- What to produce
Send back the records exactly as written, with no images.
--------------------
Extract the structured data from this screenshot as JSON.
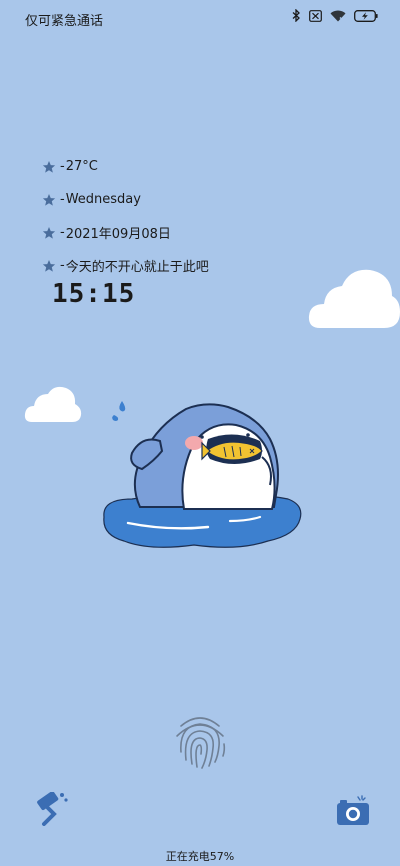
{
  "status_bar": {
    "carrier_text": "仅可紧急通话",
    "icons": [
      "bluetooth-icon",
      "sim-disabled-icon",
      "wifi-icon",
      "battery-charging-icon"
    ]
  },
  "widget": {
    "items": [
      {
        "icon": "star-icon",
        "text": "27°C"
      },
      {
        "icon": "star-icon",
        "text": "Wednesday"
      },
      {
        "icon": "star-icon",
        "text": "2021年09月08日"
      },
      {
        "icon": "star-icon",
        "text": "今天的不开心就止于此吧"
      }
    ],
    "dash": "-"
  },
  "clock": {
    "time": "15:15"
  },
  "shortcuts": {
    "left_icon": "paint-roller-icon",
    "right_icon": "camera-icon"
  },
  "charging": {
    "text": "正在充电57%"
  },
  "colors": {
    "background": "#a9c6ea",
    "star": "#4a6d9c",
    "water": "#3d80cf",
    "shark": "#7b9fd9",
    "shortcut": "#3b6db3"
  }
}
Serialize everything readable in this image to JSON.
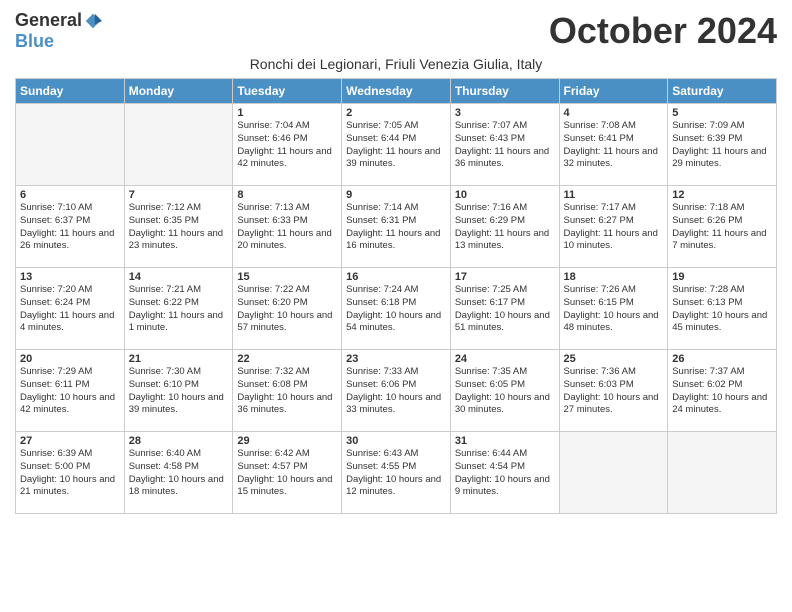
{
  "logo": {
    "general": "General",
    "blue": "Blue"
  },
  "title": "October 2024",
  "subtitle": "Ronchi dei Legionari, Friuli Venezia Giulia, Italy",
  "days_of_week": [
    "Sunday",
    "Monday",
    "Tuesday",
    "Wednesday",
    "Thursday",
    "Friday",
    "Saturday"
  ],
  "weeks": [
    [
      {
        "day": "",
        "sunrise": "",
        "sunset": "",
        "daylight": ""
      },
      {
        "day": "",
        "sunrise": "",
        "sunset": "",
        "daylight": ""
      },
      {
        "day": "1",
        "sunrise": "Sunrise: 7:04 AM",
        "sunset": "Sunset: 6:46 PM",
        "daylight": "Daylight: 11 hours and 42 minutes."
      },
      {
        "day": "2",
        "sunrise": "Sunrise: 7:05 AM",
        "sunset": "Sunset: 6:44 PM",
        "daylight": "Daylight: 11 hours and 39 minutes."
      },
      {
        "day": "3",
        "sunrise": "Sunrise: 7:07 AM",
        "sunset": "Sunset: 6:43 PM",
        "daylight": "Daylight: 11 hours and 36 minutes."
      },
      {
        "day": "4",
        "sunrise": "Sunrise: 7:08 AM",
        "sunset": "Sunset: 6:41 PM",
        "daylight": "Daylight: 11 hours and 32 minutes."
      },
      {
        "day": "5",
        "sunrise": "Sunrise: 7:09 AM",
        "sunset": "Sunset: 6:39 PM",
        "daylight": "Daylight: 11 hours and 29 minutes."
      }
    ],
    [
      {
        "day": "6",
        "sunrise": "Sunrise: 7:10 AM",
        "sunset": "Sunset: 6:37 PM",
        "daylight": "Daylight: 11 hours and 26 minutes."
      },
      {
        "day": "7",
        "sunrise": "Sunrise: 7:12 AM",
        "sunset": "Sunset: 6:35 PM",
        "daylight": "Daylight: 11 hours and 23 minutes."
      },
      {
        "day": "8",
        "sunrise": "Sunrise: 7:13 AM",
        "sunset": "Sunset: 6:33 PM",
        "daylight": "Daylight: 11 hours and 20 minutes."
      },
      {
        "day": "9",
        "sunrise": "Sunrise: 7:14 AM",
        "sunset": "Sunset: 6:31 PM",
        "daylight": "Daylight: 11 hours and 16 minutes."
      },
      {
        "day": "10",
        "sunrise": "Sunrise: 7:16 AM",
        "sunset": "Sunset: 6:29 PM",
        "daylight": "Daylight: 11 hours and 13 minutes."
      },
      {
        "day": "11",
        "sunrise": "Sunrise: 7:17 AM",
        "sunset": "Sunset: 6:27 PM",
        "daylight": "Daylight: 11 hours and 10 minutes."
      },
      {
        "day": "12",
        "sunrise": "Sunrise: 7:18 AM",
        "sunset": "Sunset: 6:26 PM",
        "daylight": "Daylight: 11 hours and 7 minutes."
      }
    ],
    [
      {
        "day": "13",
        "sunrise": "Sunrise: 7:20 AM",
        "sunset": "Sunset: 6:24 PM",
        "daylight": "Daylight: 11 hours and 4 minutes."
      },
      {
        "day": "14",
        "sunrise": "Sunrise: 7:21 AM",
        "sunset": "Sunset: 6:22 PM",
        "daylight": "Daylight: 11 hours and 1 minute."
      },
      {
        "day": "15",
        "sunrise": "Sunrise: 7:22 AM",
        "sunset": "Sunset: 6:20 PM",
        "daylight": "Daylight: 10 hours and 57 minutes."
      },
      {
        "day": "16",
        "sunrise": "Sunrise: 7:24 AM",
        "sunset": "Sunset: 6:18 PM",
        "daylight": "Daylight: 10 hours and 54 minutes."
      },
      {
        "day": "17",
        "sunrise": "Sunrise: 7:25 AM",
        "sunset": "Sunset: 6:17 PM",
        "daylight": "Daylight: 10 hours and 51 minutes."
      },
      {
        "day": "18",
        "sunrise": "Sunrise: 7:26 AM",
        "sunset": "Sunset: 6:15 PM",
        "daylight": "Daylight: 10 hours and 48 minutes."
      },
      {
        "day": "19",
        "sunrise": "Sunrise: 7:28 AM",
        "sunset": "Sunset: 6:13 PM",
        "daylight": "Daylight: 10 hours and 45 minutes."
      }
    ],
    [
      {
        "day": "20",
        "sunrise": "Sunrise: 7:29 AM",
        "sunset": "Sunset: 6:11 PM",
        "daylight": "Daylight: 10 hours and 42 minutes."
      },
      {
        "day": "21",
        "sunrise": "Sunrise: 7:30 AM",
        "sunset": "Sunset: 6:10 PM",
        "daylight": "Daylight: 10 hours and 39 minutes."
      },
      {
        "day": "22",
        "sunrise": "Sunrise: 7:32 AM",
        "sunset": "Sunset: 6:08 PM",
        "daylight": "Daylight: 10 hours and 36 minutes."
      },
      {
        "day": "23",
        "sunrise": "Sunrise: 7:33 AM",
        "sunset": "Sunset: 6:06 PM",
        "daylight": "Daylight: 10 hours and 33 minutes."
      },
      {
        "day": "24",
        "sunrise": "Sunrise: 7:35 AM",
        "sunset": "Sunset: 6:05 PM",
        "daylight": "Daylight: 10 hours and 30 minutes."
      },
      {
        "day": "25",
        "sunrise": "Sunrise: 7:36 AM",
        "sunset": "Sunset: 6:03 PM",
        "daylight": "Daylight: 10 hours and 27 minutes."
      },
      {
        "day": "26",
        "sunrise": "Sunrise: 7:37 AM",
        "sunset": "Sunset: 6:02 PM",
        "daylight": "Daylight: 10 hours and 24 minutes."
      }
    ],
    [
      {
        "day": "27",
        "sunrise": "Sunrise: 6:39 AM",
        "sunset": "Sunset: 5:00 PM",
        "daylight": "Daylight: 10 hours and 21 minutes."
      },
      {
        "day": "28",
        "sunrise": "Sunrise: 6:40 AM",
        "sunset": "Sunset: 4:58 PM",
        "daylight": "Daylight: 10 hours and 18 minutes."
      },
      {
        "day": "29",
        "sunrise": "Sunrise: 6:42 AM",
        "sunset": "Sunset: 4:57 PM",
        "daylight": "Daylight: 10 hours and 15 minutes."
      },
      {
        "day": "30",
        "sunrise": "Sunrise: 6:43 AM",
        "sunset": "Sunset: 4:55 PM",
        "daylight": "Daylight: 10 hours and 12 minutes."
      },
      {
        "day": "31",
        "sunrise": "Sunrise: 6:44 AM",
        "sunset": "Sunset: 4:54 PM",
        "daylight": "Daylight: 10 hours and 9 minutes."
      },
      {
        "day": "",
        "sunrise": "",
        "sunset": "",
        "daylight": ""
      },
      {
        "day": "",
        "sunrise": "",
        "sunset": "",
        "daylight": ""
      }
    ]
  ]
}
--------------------
- Answer section
Extract the structured data from this screenshot as JSON.
{
  "status_bar": {
    "carrier_text": "仅可紧急通话",
    "icons": [
      "bluetooth-icon",
      "sim-disabled-icon",
      "wifi-icon",
      "battery-charging-icon"
    ]
  },
  "widget": {
    "items": [
      {
        "icon": "star-icon",
        "text": "27°C"
      },
      {
        "icon": "star-icon",
        "text": "Wednesday"
      },
      {
        "icon": "star-icon",
        "text": "2021年09月08日"
      },
      {
        "icon": "star-icon",
        "text": "今天的不开心就止于此吧"
      }
    ],
    "dash": "-"
  },
  "clock": {
    "time": "15:15"
  },
  "shortcuts": {
    "left_icon": "paint-roller-icon",
    "right_icon": "camera-icon"
  },
  "charging": {
    "text": "正在充电57%"
  },
  "colors": {
    "background": "#a9c6ea",
    "star": "#4a6d9c",
    "water": "#3d80cf",
    "shark": "#7b9fd9",
    "shortcut": "#3b6db3"
  }
}
Serialize everything readable in this image to JSON.
{
  "logo": {
    "general": "General",
    "blue": "Blue"
  },
  "title": "October 2024",
  "subtitle": "Ronchi dei Legionari, Friuli Venezia Giulia, Italy",
  "days_of_week": [
    "Sunday",
    "Monday",
    "Tuesday",
    "Wednesday",
    "Thursday",
    "Friday",
    "Saturday"
  ],
  "weeks": [
    [
      {
        "day": "",
        "sunrise": "",
        "sunset": "",
        "daylight": ""
      },
      {
        "day": "",
        "sunrise": "",
        "sunset": "",
        "daylight": ""
      },
      {
        "day": "1",
        "sunrise": "Sunrise: 7:04 AM",
        "sunset": "Sunset: 6:46 PM",
        "daylight": "Daylight: 11 hours and 42 minutes."
      },
      {
        "day": "2",
        "sunrise": "Sunrise: 7:05 AM",
        "sunset": "Sunset: 6:44 PM",
        "daylight": "Daylight: 11 hours and 39 minutes."
      },
      {
        "day": "3",
        "sunrise": "Sunrise: 7:07 AM",
        "sunset": "Sunset: 6:43 PM",
        "daylight": "Daylight: 11 hours and 36 minutes."
      },
      {
        "day": "4",
        "sunrise": "Sunrise: 7:08 AM",
        "sunset": "Sunset: 6:41 PM",
        "daylight": "Daylight: 11 hours and 32 minutes."
      },
      {
        "day": "5",
        "sunrise": "Sunrise: 7:09 AM",
        "sunset": "Sunset: 6:39 PM",
        "daylight": "Daylight: 11 hours and 29 minutes."
      }
    ],
    [
      {
        "day": "6",
        "sunrise": "Sunrise: 7:10 AM",
        "sunset": "Sunset: 6:37 PM",
        "daylight": "Daylight: 11 hours and 26 minutes."
      },
      {
        "day": "7",
        "sunrise": "Sunrise: 7:12 AM",
        "sunset": "Sunset: 6:35 PM",
        "daylight": "Daylight: 11 hours and 23 minutes."
      },
      {
        "day": "8",
        "sunrise": "Sunrise: 7:13 AM",
        "sunset": "Sunset: 6:33 PM",
        "daylight": "Daylight: 11 hours and 20 minutes."
      },
      {
        "day": "9",
        "sunrise": "Sunrise: 7:14 AM",
        "sunset": "Sunset: 6:31 PM",
        "daylight": "Daylight: 11 hours and 16 minutes."
      },
      {
        "day": "10",
        "sunrise": "Sunrise: 7:16 AM",
        "sunset": "Sunset: 6:29 PM",
        "daylight": "Daylight: 11 hours and 13 minutes."
      },
      {
        "day": "11",
        "sunrise": "Sunrise: 7:17 AM",
        "sunset": "Sunset: 6:27 PM",
        "daylight": "Daylight: 11 hours and 10 minutes."
      },
      {
        "day": "12",
        "sunrise": "Sunrise: 7:18 AM",
        "sunset": "Sunset: 6:26 PM",
        "daylight": "Daylight: 11 hours and 7 minutes."
      }
    ],
    [
      {
        "day": "13",
        "sunrise": "Sunrise: 7:20 AM",
        "sunset": "Sunset: 6:24 PM",
        "daylight": "Daylight: 11 hours and 4 minutes."
      },
      {
        "day": "14",
        "sunrise": "Sunrise: 7:21 AM",
        "sunset": "Sunset: 6:22 PM",
        "daylight": "Daylight: 11 hours and 1 minute."
      },
      {
        "day": "15",
        "sunrise": "Sunrise: 7:22 AM",
        "sunset": "Sunset: 6:20 PM",
        "daylight": "Daylight: 10 hours and 57 minutes."
      },
      {
        "day": "16",
        "sunrise": "Sunrise: 7:24 AM",
        "sunset": "Sunset: 6:18 PM",
        "daylight": "Daylight: 10 hours and 54 minutes."
      },
      {
        "day": "17",
        "sunrise": "Sunrise: 7:25 AM",
        "sunset": "Sunset: 6:17 PM",
        "daylight": "Daylight: 10 hours and 51 minutes."
      },
      {
        "day": "18",
        "sunrise": "Sunrise: 7:26 AM",
        "sunset": "Sunset: 6:15 PM",
        "daylight": "Daylight: 10 hours and 48 minutes."
      },
      {
        "day": "19",
        "sunrise": "Sunrise: 7:28 AM",
        "sunset": "Sunset: 6:13 PM",
        "daylight": "Daylight: 10 hours and 45 minutes."
      }
    ],
    [
      {
        "day": "20",
        "sunrise": "Sunrise: 7:29 AM",
        "sunset": "Sunset: 6:11 PM",
        "daylight": "Daylight: 10 hours and 42 minutes."
      },
      {
        "day": "21",
        "sunrise": "Sunrise: 7:30 AM",
        "sunset": "Sunset: 6:10 PM",
        "daylight": "Daylight: 10 hours and 39 minutes."
      },
      {
        "day": "22",
        "sunrise": "Sunrise: 7:32 AM",
        "sunset": "Sunset: 6:08 PM",
        "daylight": "Daylight: 10 hours and 36 minutes."
      },
      {
        "day": "23",
        "sunrise": "Sunrise: 7:33 AM",
        "sunset": "Sunset: 6:06 PM",
        "daylight": "Daylight: 10 hours and 33 minutes."
      },
      {
        "day": "24",
        "sunrise": "Sunrise: 7:35 AM",
        "sunset": "Sunset: 6:05 PM",
        "daylight": "Daylight: 10 hours and 30 minutes."
      },
      {
        "day": "25",
        "sunrise": "Sunrise: 7:36 AM",
        "sunset": "Sunset: 6:03 PM",
        "daylight": "Daylight: 10 hours and 27 minutes."
      },
      {
        "day": "26",
        "sunrise": "Sunrise: 7:37 AM",
        "sunset": "Sunset: 6:02 PM",
        "daylight": "Daylight: 10 hours and 24 minutes."
      }
    ],
    [
      {
        "day": "27",
        "sunrise": "Sunrise: 6:39 AM",
        "sunset": "Sunset: 5:00 PM",
        "daylight": "Daylight: 10 hours and 21 minutes."
      },
      {
        "day": "28",
        "sunrise": "Sunrise: 6:40 AM",
        "sunset": "Sunset: 4:58 PM",
        "daylight": "Daylight: 10 hours and 18 minutes."
      },
      {
        "day": "29",
        "sunrise": "Sunrise: 6:42 AM",
        "sunset": "Sunset: 4:57 PM",
        "daylight": "Daylight: 10 hours and 15 minutes."
      },
      {
        "day": "30",
        "sunrise": "Sunrise: 6:43 AM",
        "sunset": "Sunset: 4:55 PM",
        "daylight": "Daylight: 10 hours and 12 minutes."
      },
      {
        "day": "31",
        "sunrise": "Sunrise: 6:44 AM",
        "sunset": "Sunset: 4:54 PM",
        "daylight": "Daylight: 10 hours and 9 minutes."
      },
      {
        "day": "",
        "sunrise": "",
        "sunset": "",
        "daylight": ""
      },
      {
        "day": "",
        "sunrise": "",
        "sunset": "",
        "daylight": ""
      }
    ]
  ]
}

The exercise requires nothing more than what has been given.